### WORK REQUEST
Keeping each line exactly as it is, output all of the records.
-- GIVEN RECORDS follows --
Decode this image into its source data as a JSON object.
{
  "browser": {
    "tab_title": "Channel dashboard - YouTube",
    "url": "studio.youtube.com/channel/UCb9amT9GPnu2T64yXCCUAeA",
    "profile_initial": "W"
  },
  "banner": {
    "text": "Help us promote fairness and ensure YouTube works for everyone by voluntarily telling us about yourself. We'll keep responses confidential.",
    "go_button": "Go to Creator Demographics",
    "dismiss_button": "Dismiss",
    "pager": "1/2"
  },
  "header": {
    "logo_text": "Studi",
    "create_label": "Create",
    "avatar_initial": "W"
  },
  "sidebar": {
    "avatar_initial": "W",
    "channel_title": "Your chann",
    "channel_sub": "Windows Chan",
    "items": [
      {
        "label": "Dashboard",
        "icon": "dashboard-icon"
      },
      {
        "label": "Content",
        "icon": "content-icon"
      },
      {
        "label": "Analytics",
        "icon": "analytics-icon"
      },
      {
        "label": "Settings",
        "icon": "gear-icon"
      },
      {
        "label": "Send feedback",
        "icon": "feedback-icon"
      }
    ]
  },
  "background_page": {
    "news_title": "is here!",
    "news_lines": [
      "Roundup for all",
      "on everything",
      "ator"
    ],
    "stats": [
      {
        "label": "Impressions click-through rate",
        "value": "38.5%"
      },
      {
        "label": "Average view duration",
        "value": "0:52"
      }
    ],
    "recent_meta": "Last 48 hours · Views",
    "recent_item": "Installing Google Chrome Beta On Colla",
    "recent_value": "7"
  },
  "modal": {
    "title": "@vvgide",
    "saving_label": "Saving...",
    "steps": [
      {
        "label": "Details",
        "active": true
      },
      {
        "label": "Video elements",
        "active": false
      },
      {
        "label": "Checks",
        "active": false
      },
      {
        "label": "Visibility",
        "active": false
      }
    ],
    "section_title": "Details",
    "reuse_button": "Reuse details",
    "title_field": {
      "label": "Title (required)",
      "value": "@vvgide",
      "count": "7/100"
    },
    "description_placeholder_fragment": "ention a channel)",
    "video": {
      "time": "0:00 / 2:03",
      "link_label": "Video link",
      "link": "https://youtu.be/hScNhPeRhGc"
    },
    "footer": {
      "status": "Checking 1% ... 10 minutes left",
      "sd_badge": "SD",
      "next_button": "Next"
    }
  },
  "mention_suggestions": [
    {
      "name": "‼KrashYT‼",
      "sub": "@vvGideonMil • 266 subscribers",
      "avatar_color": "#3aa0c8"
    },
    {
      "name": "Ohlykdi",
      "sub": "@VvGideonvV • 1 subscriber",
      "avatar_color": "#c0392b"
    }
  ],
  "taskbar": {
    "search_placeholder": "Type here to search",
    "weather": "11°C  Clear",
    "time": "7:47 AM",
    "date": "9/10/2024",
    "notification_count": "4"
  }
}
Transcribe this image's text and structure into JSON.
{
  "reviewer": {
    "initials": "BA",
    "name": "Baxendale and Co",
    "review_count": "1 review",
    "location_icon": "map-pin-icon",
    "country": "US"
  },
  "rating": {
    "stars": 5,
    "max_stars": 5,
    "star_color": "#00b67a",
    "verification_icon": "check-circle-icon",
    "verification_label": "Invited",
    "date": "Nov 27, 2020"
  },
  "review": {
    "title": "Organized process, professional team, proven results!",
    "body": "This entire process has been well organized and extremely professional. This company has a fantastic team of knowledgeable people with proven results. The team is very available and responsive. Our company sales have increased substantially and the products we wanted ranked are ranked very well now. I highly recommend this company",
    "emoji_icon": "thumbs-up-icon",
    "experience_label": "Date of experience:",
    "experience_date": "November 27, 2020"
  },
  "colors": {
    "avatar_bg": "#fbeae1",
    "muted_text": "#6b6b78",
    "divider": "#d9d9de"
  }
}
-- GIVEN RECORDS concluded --
### EXPECTED OUTPUT
Decode this image into its source data as a JSON object.
{
  "browser": {
    "tab_title": "Channel dashboard - YouTube",
    "url": "studio.youtube.com/channel/UCb9amT9GPnu2T64yXCCUAeA",
    "profile_initial": "W"
  },
  "banner": {
    "text": "Help us promote fairness and ensure YouTube works for everyone by voluntarily telling us about yourself. We'll keep responses confidential.",
    "go_button": "Go to Creator Demographics",
    "dismiss_button": "Dismiss",
    "pager": "1/2"
  },
  "header": {
    "logo_text": "Studi",
    "create_label": "Create",
    "avatar_initial": "W"
  },
  "sidebar": {
    "avatar_initial": "W",
    "channel_title": "Your chann",
    "channel_sub": "Windows Chan",
    "items": [
      {
        "label": "Dashboard",
        "icon": "dashboard-icon"
      },
      {
        "label": "Content",
        "icon": "content-icon"
      },
      {
        "label": "Analytics",
        "icon": "analytics-icon"
      },
      {
        "label": "Settings",
        "icon": "gear-icon"
      },
      {
        "label": "Send feedback",
        "icon": "feedback-icon"
      }
    ]
  },
  "background_page": {
    "news_title": "is here!",
    "news_lines": [
      "Roundup for all",
      "on everything",
      "ator"
    ],
    "stats": [
      {
        "label": "Impressions click-through rate",
        "value": "38.5%"
      },
      {
        "label": "Average view duration",
        "value": "0:52"
      }
    ],
    "recent_meta": "Last 48 hours · Views",
    "recent_item": "Installing Google Chrome Beta On Colla",
    "recent_value": "7"
  },
  "modal": {
    "title": "@vvgide",
    "saving_label": "Saving...",
    "steps": [
      {
        "label": "Details",
        "active": true
      },
      {
        "label": "Video elements",
        "active": false
      },
      {
        "label": "Checks",
        "active": false
      },
      {
        "label": "Visibility",
        "active": false
      }
    ],
    "section_title": "Details",
    "reuse_button": "Reuse details",
    "title_field": {
      "label": "Title (required)",
      "value": "@vvgide",
      "count": "7/100"
    },
    "description_placeholder_fragment": "ention a channel)",
    "video": {
      "time": "0:00 / 2:03",
      "link_label": "Video link",
      "link": "https://youtu.be/hScNhPeRhGc"
    },
    "footer": {
      "status": "Checking 1% ... 10 minutes left",
      "sd_badge": "SD",
      "next_button": "Next"
    }
  },
  "mention_suggestions": [
    {
      "name": "‼KrashYT‼",
      "sub": "@vvGideonMil • 266 subscribers",
      "avatar_color": "#3aa0c8"
    },
    {
      "name": "Ohlykdi",
      "sub": "@VvGideonvV • 1 subscriber",
      "avatar_color": "#c0392b"
    }
  ],
  "taskbar": {
    "search_placeholder": "Type here to search",
    "weather": "11°C  Clear",
    "time": "7:47 AM",
    "date": "9/10/2024",
    "notification_count": "4"
  }
}
Transcribe this image's text and structure into JSON.
{
  "reviewer": {
    "initials": "BA",
    "name": "Baxendale and Co",
    "review_count": "1 review",
    "location_icon": "map-pin-icon",
    "country": "US"
  },
  "rating": {
    "stars": 5,
    "max_stars": 5,
    "star_color": "#00b67a",
    "verification_icon": "check-circle-icon",
    "verification_label": "Invited",
    "date": "Nov 27, 2020"
  },
  "review": {
    "title": "Organized process, professional team, proven results!",
    "body": "This entire process has been well organized and extremely professional. This company has a fantastic team of knowledgeable people with proven results. The team is very available and responsive. Our company sales have increased substantially and the products we wanted ranked are ranked very well now. I highly recommend this company",
    "emoji_icon": "thumbs-up-icon",
    "experience_label": "Date of experience:",
    "experience_date": "November 27, 2020"
  },
  "colors": {
    "avatar_bg": "#fbeae1",
    "muted_text": "#6b6b78",
    "divider": "#d9d9de"
  }
}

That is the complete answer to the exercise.